◆ **The problem**
Show me each line of the listing below where the word "username" appears.

◆ **Extracted information**
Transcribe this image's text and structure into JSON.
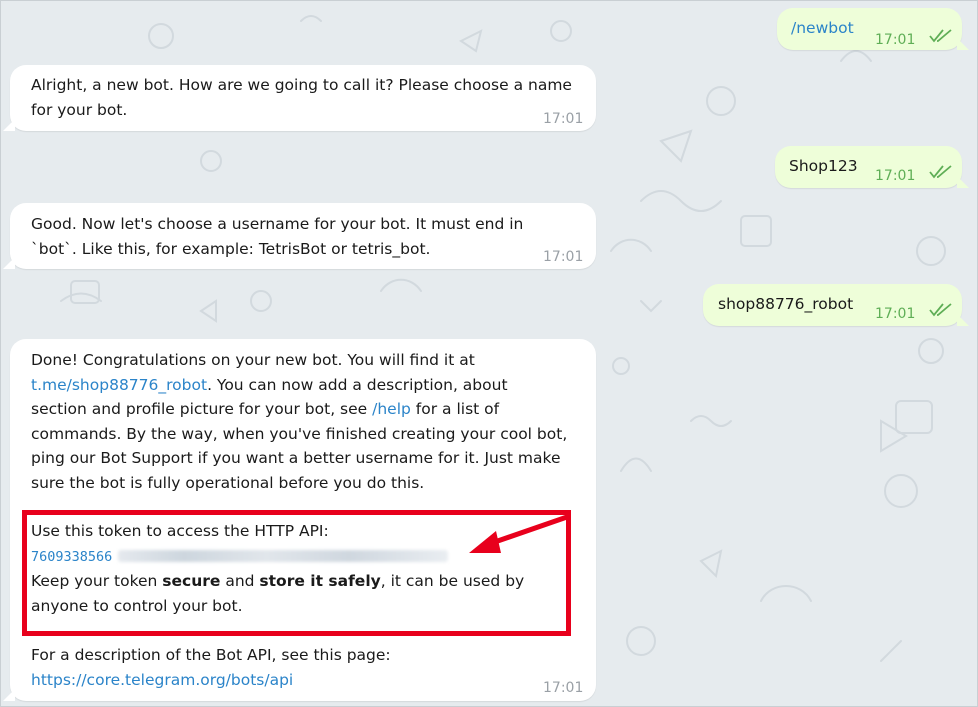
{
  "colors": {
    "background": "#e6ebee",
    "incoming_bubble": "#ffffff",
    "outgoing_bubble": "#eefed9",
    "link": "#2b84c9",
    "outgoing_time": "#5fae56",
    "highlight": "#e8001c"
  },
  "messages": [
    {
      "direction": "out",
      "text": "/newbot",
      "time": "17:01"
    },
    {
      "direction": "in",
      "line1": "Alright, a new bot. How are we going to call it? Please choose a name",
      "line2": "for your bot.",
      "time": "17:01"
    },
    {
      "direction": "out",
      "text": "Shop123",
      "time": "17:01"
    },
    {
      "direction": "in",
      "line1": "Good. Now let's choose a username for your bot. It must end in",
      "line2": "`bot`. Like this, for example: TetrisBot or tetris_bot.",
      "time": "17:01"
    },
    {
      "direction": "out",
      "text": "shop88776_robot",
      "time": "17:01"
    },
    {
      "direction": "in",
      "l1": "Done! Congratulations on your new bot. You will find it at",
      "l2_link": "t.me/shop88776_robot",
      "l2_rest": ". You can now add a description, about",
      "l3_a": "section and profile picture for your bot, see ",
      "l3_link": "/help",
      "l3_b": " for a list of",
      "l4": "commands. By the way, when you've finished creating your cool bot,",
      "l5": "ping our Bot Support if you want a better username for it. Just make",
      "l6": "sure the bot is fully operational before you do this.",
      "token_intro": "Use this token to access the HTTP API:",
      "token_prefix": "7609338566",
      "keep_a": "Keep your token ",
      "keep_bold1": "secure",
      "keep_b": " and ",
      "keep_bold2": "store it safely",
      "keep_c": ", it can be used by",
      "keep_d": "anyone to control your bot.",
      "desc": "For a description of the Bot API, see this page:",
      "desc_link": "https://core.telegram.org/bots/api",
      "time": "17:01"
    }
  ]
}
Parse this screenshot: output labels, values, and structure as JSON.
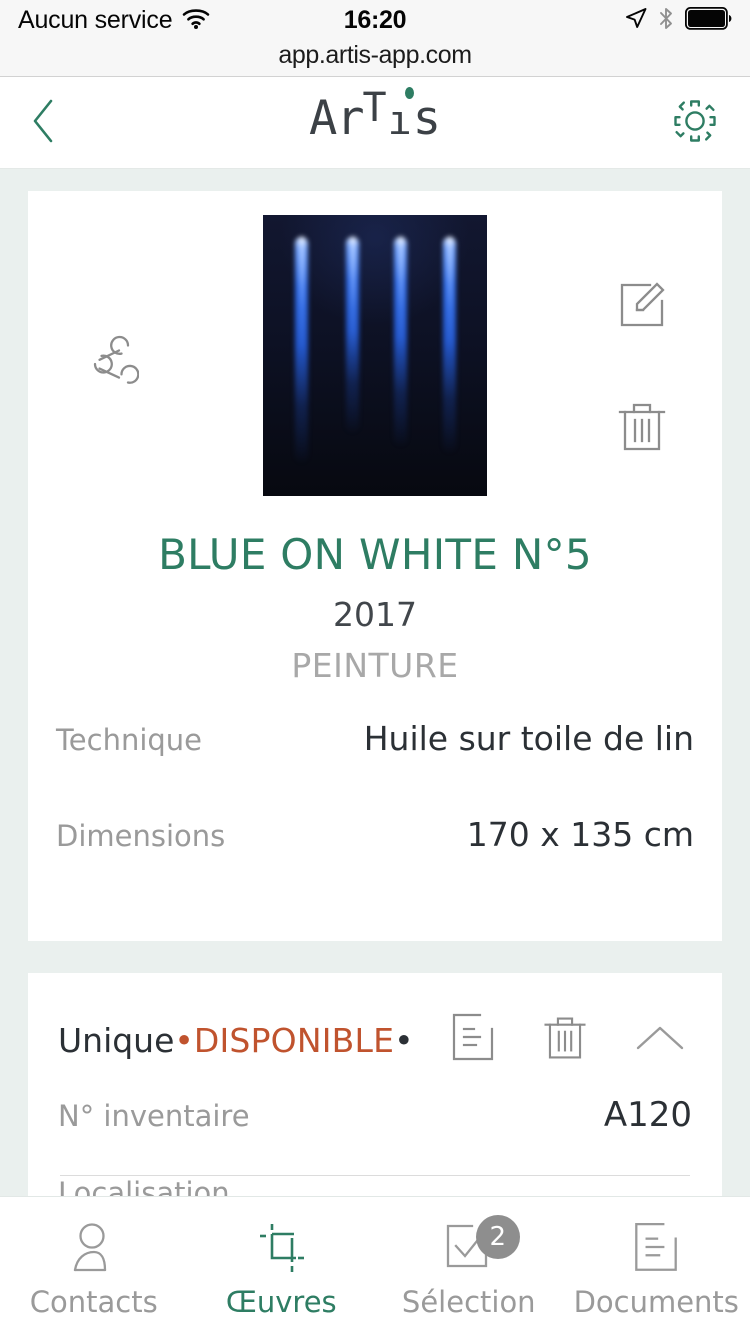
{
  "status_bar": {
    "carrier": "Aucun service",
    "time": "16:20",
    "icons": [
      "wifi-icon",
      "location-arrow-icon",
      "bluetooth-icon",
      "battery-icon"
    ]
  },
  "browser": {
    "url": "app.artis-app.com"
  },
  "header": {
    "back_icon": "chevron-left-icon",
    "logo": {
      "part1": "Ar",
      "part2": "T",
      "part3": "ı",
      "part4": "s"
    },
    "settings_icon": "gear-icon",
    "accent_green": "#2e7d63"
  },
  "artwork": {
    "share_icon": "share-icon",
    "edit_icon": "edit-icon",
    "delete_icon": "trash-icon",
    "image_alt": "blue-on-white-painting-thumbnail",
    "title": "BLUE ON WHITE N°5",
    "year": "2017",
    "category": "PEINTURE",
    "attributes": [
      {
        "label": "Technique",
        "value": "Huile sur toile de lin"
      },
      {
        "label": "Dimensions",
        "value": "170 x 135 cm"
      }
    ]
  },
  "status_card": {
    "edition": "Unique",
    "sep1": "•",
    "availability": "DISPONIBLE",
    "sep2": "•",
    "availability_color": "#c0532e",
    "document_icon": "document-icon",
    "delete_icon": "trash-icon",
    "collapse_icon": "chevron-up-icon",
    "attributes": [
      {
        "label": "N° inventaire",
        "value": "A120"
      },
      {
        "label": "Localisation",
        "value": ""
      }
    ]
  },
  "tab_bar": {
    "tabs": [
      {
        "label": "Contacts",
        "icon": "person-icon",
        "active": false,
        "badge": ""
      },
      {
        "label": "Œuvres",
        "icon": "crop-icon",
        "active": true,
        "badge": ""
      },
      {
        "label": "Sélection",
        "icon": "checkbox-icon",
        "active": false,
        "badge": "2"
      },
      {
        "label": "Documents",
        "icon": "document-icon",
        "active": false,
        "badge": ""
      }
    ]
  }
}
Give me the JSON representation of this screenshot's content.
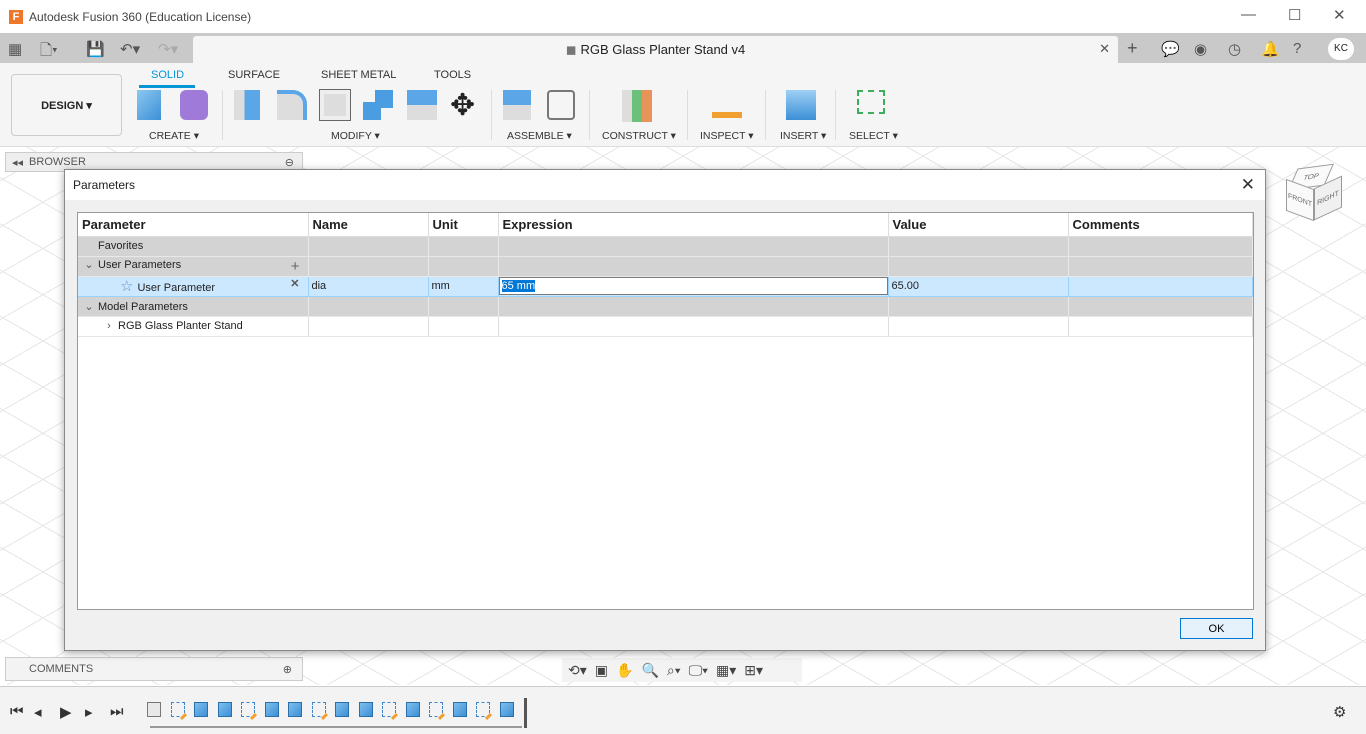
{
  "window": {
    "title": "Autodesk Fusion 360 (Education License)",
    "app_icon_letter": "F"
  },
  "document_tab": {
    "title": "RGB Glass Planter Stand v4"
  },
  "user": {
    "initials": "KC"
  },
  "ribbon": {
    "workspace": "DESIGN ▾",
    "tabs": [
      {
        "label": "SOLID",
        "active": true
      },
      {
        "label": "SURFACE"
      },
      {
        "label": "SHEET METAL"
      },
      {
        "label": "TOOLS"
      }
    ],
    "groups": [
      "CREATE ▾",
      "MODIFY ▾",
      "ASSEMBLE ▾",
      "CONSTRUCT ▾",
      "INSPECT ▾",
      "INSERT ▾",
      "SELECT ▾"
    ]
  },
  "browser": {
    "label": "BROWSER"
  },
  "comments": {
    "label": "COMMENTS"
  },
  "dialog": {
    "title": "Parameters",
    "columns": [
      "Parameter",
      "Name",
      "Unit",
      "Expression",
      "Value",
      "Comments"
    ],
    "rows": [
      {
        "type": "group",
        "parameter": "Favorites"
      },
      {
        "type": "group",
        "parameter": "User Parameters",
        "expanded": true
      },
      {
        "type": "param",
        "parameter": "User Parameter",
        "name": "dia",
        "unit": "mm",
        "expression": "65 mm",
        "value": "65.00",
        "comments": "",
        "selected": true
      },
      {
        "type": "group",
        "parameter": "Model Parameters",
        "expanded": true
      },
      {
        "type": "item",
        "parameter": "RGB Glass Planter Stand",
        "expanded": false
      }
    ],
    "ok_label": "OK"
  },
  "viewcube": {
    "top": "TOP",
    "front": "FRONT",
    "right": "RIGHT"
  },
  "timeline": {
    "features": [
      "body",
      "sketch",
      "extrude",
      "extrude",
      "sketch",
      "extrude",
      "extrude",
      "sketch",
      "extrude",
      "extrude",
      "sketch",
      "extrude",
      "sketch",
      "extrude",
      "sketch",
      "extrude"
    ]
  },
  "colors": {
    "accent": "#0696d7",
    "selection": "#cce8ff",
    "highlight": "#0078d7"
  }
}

◆ **Output**
      "line1": "Good. Now let's choose a username for your bot. It must end in",
      "l5": "ping our Bot Support if you want a better username for it. Just make",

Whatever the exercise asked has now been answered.